DIRECTIONS: From the first line to the last, restate every record word for word, leaving out the pictures.
■ ■ ■ ■ ■ ■ ■
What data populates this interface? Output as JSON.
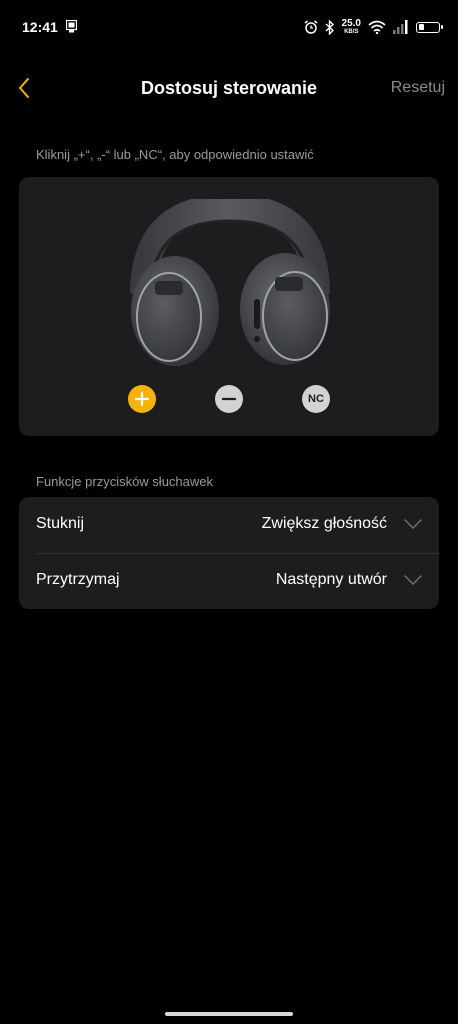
{
  "status_bar": {
    "time": "12:41",
    "net_speed_value": "25.0",
    "net_speed_unit": "KB/S"
  },
  "header": {
    "title": "Dostosuj sterowanie",
    "reset_label": "Resetuj"
  },
  "hint": "Kliknij „+“, „-“ lub „NC“, aby odpowiednio ustawić",
  "controls": {
    "plus": "+",
    "minus": "−",
    "nc": "NC",
    "active": "plus",
    "active_color": "#f5b40a"
  },
  "section_title": "Funkcje przycisków słuchawek",
  "settings": {
    "rows": [
      {
        "label": "Stuknij",
        "value": "Zwiększ głośność"
      },
      {
        "label": "Przytrzymaj",
        "value": "Następny utwór"
      }
    ]
  },
  "colors": {
    "accent": "#f5b40a",
    "background": "#000000",
    "card": "#1d1d1f"
  }
}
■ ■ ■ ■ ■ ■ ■
REPLY TO THE TASK:
What data populates this interface? Output as JSON.
{
  "status_bar": {
    "time": "12:41",
    "net_speed_value": "25.0",
    "net_speed_unit": "KB/S"
  },
  "header": {
    "title": "Dostosuj sterowanie",
    "reset_label": "Resetuj"
  },
  "hint": "Kliknij „+“, „-“ lub „NC“, aby odpowiednio ustawić",
  "controls": {
    "plus": "+",
    "minus": "−",
    "nc": "NC",
    "active": "plus",
    "active_color": "#f5b40a"
  },
  "section_title": "Funkcje przycisków słuchawek",
  "settings": {
    "rows": [
      {
        "label": "Stuknij",
        "value": "Zwiększ głośność"
      },
      {
        "label": "Przytrzymaj",
        "value": "Następny utwór"
      }
    ]
  },
  "colors": {
    "accent": "#f5b40a",
    "background": "#000000",
    "card": "#1d1d1f"
  }
}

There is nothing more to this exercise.